• [WORK INSTRUCTIONS]: Each record has to be returned exactly as it appears.

TASK INPUT START

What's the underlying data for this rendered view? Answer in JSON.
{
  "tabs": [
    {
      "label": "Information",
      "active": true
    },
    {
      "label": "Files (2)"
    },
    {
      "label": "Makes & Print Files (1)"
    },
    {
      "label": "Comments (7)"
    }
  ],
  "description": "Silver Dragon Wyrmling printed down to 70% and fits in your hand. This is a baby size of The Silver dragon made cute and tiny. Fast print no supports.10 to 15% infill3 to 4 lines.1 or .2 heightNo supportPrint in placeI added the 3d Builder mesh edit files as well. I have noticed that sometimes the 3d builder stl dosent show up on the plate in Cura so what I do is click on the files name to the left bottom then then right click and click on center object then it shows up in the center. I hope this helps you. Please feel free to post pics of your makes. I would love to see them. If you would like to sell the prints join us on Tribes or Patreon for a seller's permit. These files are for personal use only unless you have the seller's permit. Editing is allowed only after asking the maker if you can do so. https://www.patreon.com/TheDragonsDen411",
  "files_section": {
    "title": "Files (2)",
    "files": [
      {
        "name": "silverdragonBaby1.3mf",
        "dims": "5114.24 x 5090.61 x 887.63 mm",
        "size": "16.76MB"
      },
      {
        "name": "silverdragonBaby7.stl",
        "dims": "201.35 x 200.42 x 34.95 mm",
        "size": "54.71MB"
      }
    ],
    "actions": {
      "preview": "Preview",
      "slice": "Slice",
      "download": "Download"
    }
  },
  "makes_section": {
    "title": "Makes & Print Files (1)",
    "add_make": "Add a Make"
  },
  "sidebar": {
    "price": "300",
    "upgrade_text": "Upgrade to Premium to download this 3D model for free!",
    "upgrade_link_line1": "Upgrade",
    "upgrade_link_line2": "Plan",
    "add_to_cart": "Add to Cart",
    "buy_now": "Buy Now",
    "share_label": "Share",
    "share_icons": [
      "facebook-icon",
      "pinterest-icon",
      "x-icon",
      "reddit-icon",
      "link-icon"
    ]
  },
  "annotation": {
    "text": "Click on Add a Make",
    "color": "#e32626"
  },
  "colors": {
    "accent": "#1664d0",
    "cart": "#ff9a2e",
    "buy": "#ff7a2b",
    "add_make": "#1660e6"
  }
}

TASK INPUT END

• [RESPONSE TO THIS EXERCISE]:
What's the underlying data for this rendered view? Answer in JSON.
{
  "tabs": [
    {
      "label": "Information",
      "active": true
    },
    {
      "label": "Files (2)"
    },
    {
      "label": "Makes & Print Files (1)"
    },
    {
      "label": "Comments (7)"
    }
  ],
  "description": "Silver Dragon Wyrmling printed down to 70% and fits in your hand. This is a baby size of The Silver dragon made cute and tiny. Fast print no supports.10 to 15% infill3 to 4 lines.1 or .2 heightNo supportPrint in placeI added the 3d Builder mesh edit files as well. I have noticed that sometimes the 3d builder stl dosent show up on the plate in Cura so what I do is click on the files name to the left bottom then then right click and click on center object then it shows up in the center. I hope this helps you. Please feel free to post pics of your makes. I would love to see them. If you would like to sell the prints join us on Tribes or Patreon for a seller's permit. These files are for personal use only unless you have the seller's permit. Editing is allowed only after asking the maker if you can do so. https://www.patreon.com/TheDragonsDen411",
  "files_section": {
    "title": "Files (2)",
    "files": [
      {
        "name": "silverdragonBaby1.3mf",
        "dims": "5114.24 x 5090.61 x 887.63 mm",
        "size": "16.76MB"
      },
      {
        "name": "silverdragonBaby7.stl",
        "dims": "201.35 x 200.42 x 34.95 mm",
        "size": "54.71MB"
      }
    ],
    "actions": {
      "preview": "Preview",
      "slice": "Slice",
      "download": "Download"
    }
  },
  "makes_section": {
    "title": "Makes & Print Files (1)",
    "add_make": "Add a Make"
  },
  "sidebar": {
    "price": "300",
    "upgrade_text": "Upgrade to Premium to download this 3D model for free!",
    "upgrade_link_line1": "Upgrade",
    "upgrade_link_line2": "Plan",
    "add_to_cart": "Add to Cart",
    "buy_now": "Buy Now",
    "share_label": "Share",
    "share_icons": [
      "facebook-icon",
      "pinterest-icon",
      "x-icon",
      "reddit-icon",
      "link-icon"
    ]
  },
  "annotation": {
    "text": "Click on Add a Make",
    "color": "#e32626"
  },
  "colors": {
    "accent": "#1664d0",
    "cart": "#ff9a2e",
    "buy": "#ff7a2b",
    "add_make": "#1660e6"
  }
}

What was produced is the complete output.